English handbells are thought to have been introduced to America by the Peake Family Ringers in the 1830's and then in the 1840’s by P.T. Barnum. He introduced bell-ringing bands to the United States in 1847. Modern Western bell-ringing bands generally consist of 8 to 12 players, each of whom controls from 2 to 12 bells set out on a table.
In 1902, Margaret Shurcliff of Boston, was presented with a set of 10 handbells in London by Arthur Hughes, the general manager of the Whitechapel Bell Foundry, after she completed two separate two-and-a-half-hour change ringing peals in one day. In 1923, Mrs. Shurcliff organized the Beacon Hill Ringers, followed by other groups forming in the Northeast United States. The New England Guild of Hand bell Ringers was formed in 1937 and then in the 1950's and '60's, hundreds of groups began to spring up throughout the United States in churches, schools and other organizations.

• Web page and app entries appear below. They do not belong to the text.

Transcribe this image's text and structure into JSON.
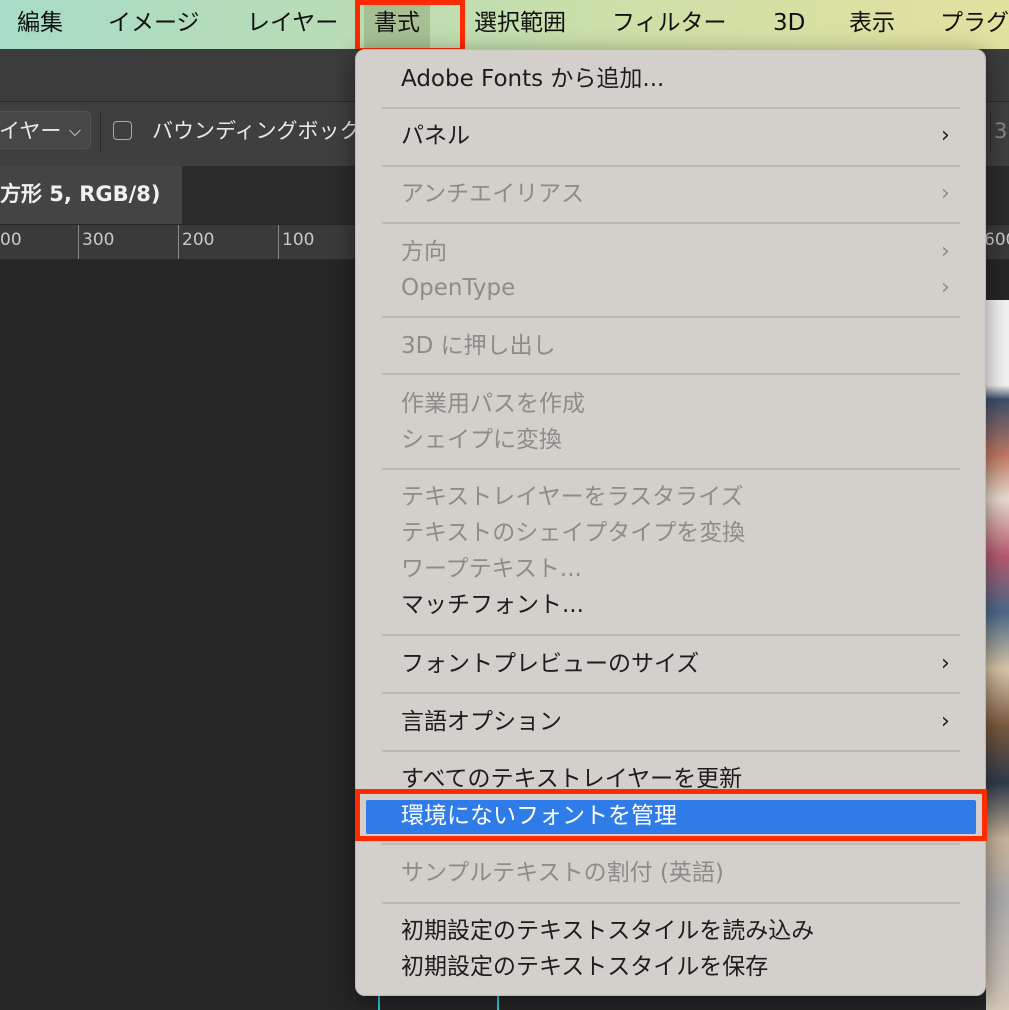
{
  "menubar": {
    "items": [
      "編集",
      "イメージ",
      "レイヤー",
      "書式",
      "選択範囲",
      "フィルター",
      "3D",
      "表示",
      "プラグ"
    ]
  },
  "options_bar": {
    "layer_select": "イヤー",
    "bbox_label": "バウンディングボック",
    "right_value": "3"
  },
  "document": {
    "tab_title": "方形 5, RGB/8)"
  },
  "ruler": {
    "labels": [
      "00",
      "300",
      "200",
      "100",
      "600"
    ]
  },
  "dropdown": {
    "items": {
      "adobe_fonts": "Adobe Fonts から追加...",
      "panel": "パネル",
      "antialias": "アンチエイリアス",
      "direction": "方向",
      "opentype": "OpenType",
      "extrude3d": "3D に押し出し",
      "workpath": "作業用パスを作成",
      "to_shape": "シェイプに変換",
      "rasterize": "テキストレイヤーをラスタライズ",
      "convert_shape_type": "テキストのシェイプタイプを変換",
      "warp": "ワープテキスト...",
      "match_font": "マッチフォント...",
      "font_preview": "フォントプレビューのサイズ",
      "language": "言語オプション",
      "update_all": "すべてのテキストレイヤーを更新",
      "manage_missing": "環境にないフォントを管理",
      "sample_text": "サンプルテキストの割付 (英語)",
      "load_defaults": "初期設定のテキストスタイルを読み込み",
      "save_defaults": "初期設定のテキストスタイルを保存"
    },
    "arrow_glyph": "›"
  },
  "colors": {
    "highlight": "#2f7be8",
    "annotation_red": "#ff2a00"
  }
}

In 1954 the American Guild of English Handbell Ringers (AGEHR) was founded with Mrs. Shurcliff as its first President. The Guild publishes a newsletter which is credited for the advancement of bell ringing nationwide and serves as a conduit to further the advancement of bell ringing and to pass on information about national and regional festivals and new knowledge gained about the art of English Hand bell ringing.
In 2010, AGEHR became Handbell Musicians of America. It’s primary objectives are to educate, promote the exchange of ideas relating to handbell and handchime ringing, and sponsor educational activities.

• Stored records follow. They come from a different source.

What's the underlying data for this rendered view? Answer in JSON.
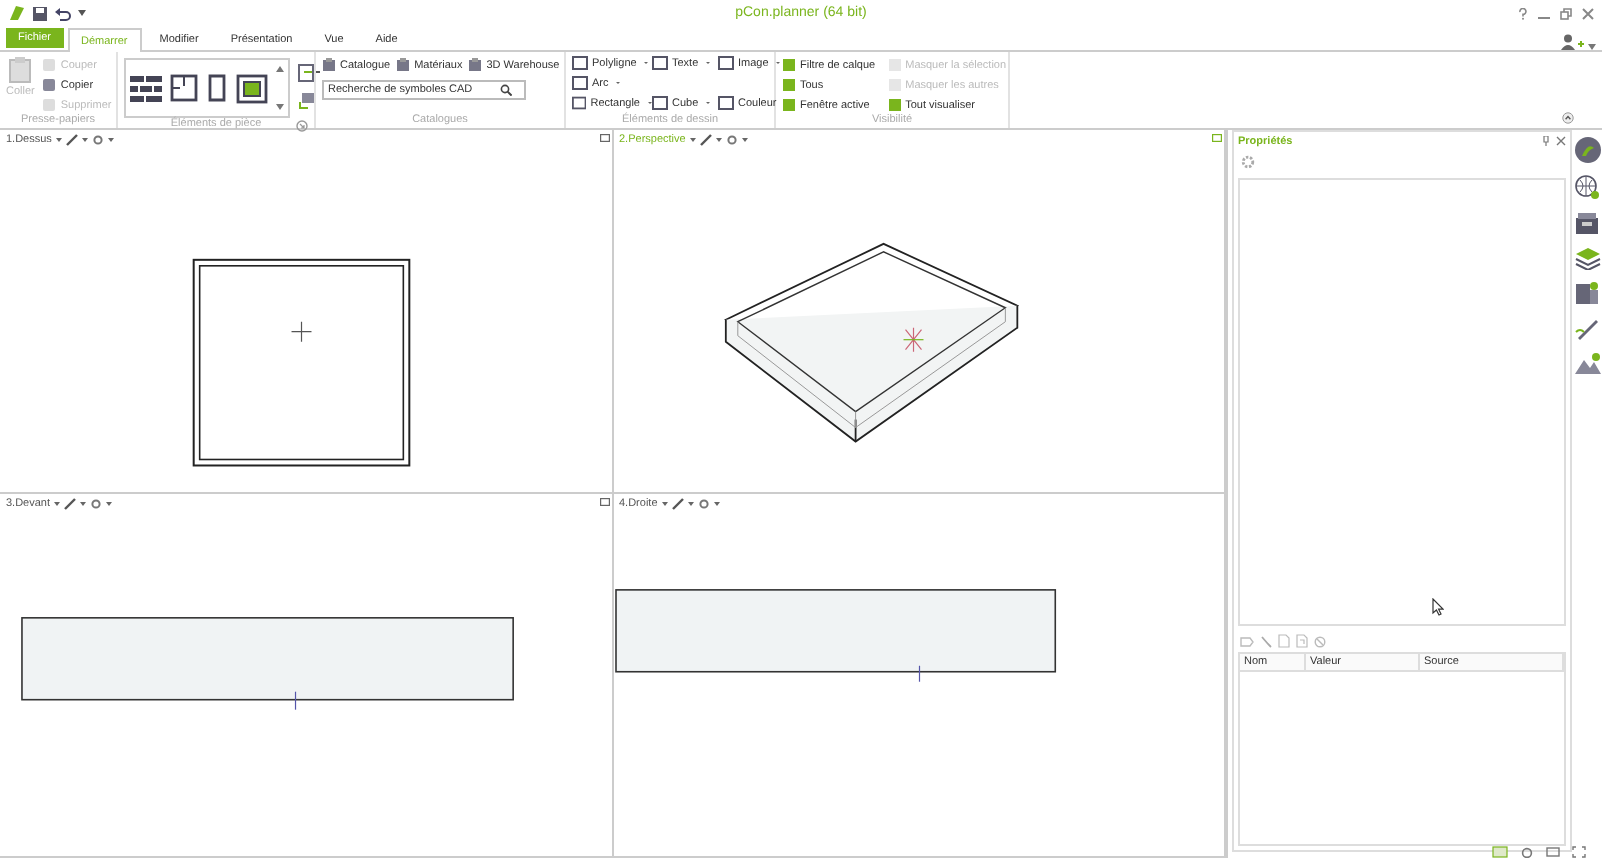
{
  "window": {
    "title": "pCon.planner (64 bit)"
  },
  "tabs": [
    {
      "label": "Fichier",
      "kind": "file",
      "selected": false
    },
    {
      "label": "Démarrer",
      "kind": "tab",
      "selected": true
    },
    {
      "label": "Modifier",
      "kind": "tab",
      "selected": false
    },
    {
      "label": "Présentation",
      "kind": "tab",
      "selected": false
    },
    {
      "label": "Vue",
      "kind": "tab",
      "selected": false
    },
    {
      "label": "Aide",
      "kind": "tab",
      "selected": false
    }
  ],
  "clipboard": {
    "title": "Presse-papiers",
    "paste": {
      "label": "Coller",
      "disabled": true
    },
    "actions": [
      {
        "label": "Couper",
        "disabled": true
      },
      {
        "label": "Copier",
        "disabled": false
      },
      {
        "label": "Supprimer",
        "disabled": true
      }
    ]
  },
  "room_elements": {
    "title": "Éléments de pièce"
  },
  "catalogs": {
    "title": "Catalogues",
    "links": [
      "Catalogue",
      "Matériaux",
      "3D Warehouse"
    ],
    "search": {
      "placeholder": "Recherche de symboles CAD"
    }
  },
  "drawing": {
    "title": "Éléments de dessin",
    "rows": [
      [
        "Polyligne",
        "Texte",
        "Image"
      ],
      [
        "Arc"
      ],
      [
        "Rectangle",
        "Cube",
        "Couleur"
      ]
    ]
  },
  "visibility": {
    "title": "Visibilité",
    "items": [
      {
        "label": "Filtre de calque",
        "disabled": false
      },
      {
        "label": "Tous",
        "disabled": false
      },
      {
        "label": "Fenêtre active",
        "disabled": false
      },
      {
        "label": "Masquer la sélection",
        "disabled": true
      },
      {
        "label": "Masquer les autres",
        "disabled": true
      },
      {
        "label": "Tout visualiser",
        "disabled": false
      }
    ]
  },
  "viewports": [
    {
      "label": "1.Dessus",
      "kind": "top",
      "active": false
    },
    {
      "label": "2.Perspective",
      "kind": "perspective",
      "active": true
    },
    {
      "label": "3.Devant",
      "kind": "front",
      "active": false
    },
    {
      "label": "4.Droite",
      "kind": "right",
      "active": false
    }
  ],
  "properties": {
    "title": "Propriétés",
    "columns": [
      "Nom",
      "Valeur",
      "Source"
    ]
  }
}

Handbells were played in mixed instrumental ensembles, usually one bell in each of the player’s hands. A handbell choir or ensemble (in the United States) or handbell team (in England) is a group that rings recognizable music with melodies and harmony, as opposed to the mathematical permutations used in change ringing.
Due to handbell choirs having been predominantly used in church services—although less so now than in the 1980s and early 1990s—the majority of pieces last approximately four minutes. (For example, a non-church use was as backgound music to an outdoor public scene in a Hallmark Channel Christmas movie.)
A few composers and arrangers write longer and more intricate works. Generally such pieces use handbells in combination with other instruments. There are examples of such arrangements on the internet and YouTube.
There are several major publishers providing printed handbell music, such as:
However, there are numerous handbell scores available from other sources for secular Holiday songs, such as from JW Pepper; lots of secular songs from Stanton's; and pop songs from Sheetmusicplus.
Costs associated with handbell music typically result from shipping (many scores are only published in hard-copy) and dissemination; as most scores do not permit duplication and must be purchased individually for each ringer.